_Task to complete_
Each entry must be duplicated precisely, with nothing left out.

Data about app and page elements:
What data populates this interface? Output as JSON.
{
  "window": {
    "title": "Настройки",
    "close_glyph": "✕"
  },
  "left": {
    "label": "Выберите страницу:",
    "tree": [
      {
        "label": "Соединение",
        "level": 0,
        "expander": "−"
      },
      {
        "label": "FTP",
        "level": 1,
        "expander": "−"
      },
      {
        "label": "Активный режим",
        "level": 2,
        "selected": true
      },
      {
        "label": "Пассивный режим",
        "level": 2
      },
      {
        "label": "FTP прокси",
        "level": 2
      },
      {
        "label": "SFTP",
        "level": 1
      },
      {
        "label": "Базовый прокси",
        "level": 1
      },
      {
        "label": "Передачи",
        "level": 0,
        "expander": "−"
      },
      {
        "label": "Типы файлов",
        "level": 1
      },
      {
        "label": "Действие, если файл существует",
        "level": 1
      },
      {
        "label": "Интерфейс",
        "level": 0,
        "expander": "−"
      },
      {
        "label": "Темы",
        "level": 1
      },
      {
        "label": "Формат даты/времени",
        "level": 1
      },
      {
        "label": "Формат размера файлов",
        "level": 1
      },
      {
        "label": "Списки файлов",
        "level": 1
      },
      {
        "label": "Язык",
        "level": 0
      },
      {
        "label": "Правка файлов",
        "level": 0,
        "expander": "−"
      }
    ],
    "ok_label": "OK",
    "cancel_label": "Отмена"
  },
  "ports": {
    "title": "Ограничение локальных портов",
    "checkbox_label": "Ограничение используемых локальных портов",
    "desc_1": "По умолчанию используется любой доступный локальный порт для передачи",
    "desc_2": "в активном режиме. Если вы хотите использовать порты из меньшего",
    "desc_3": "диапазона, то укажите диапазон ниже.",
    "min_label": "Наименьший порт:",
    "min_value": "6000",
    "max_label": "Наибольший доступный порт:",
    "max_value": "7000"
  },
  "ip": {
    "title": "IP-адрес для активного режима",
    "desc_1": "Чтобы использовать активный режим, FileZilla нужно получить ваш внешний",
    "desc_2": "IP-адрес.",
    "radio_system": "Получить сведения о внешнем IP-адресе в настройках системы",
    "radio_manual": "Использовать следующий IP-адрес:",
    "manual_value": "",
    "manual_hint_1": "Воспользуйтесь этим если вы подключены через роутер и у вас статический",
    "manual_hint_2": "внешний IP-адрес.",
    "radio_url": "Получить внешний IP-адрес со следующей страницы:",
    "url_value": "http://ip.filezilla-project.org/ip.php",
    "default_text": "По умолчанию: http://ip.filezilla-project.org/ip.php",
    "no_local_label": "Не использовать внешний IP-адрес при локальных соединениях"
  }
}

_Finished exercise_
What data populates this interface? Output as JSON.
{
  "window": {
    "title": "Настройки",
    "close_glyph": "✕"
  },
  "left": {
    "label": "Выберите страницу:",
    "tree": [
      {
        "label": "Соединение",
        "level": 0,
        "expander": "−"
      },
      {
        "label": "FTP",
        "level": 1,
        "expander": "−"
      },
      {
        "label": "Активный режим",
        "level": 2,
        "selected": true
      },
      {
        "label": "Пассивный режим",
        "level": 2
      },
      {
        "label": "FTP прокси",
        "level": 2
      },
      {
        "label": "SFTP",
        "level": 1
      },
      {
        "label": "Базовый прокси",
        "level": 1
      },
      {
        "label": "Передачи",
        "level": 0,
        "expander": "−"
      },
      {
        "label": "Типы файлов",
        "level": 1
      },
      {
        "label": "Действие, если файл существует",
        "level": 1
      },
      {
        "label": "Интерфейс",
        "level": 0,
        "expander": "−"
      },
      {
        "label": "Темы",
        "level": 1
      },
      {
        "label": "Формат даты/времени",
        "level": 1
      },
      {
        "label": "Формат размера файлов",
        "level": 1
      },
      {
        "label": "Списки файлов",
        "level": 1
      },
      {
        "label": "Язык",
        "level": 0
      },
      {
        "label": "Правка файлов",
        "level": 0,
        "expander": "−"
      }
    ],
    "ok_label": "OK",
    "cancel_label": "Отмена"
  },
  "ports": {
    "title": "Ограничение локальных портов",
    "checkbox_label": "Ограничение используемых локальных портов",
    "desc_1": "По умолчанию используется любой доступный локальный порт для передачи",
    "desc_2": "в активном режиме. Если вы хотите использовать порты из меньшего",
    "desc_3": "диапазона, то укажите диапазон ниже.",
    "min_label": "Наименьший порт:",
    "min_value": "6000",
    "max_label": "Наибольший доступный порт:",
    "max_value": "7000"
  },
  "ip": {
    "title": "IP-адрес для активного режима",
    "desc_1": "Чтобы использовать активный режим, FileZilla нужно получить ваш внешний",
    "desc_2": "IP-адрес.",
    "radio_system": "Получить сведения о внешнем IP-адресе в настройках системы",
    "radio_manual": "Использовать следующий IP-адрес:",
    "manual_value": "",
    "manual_hint_1": "Воспользуйтесь этим если вы подключены через роутер и у вас статический",
    "manual_hint_2": "внешний IP-адрес.",
    "radio_url": "Получить внешний IP-адрес со следующей страницы:",
    "url_value": "http://ip.filezilla-project.org/ip.php",
    "default_text": "По умолчанию: http://ip.filezilla-project.org/ip.php",
    "no_local_label": "Не использовать внешний IP-адрес при локальных соединениях"
  }
}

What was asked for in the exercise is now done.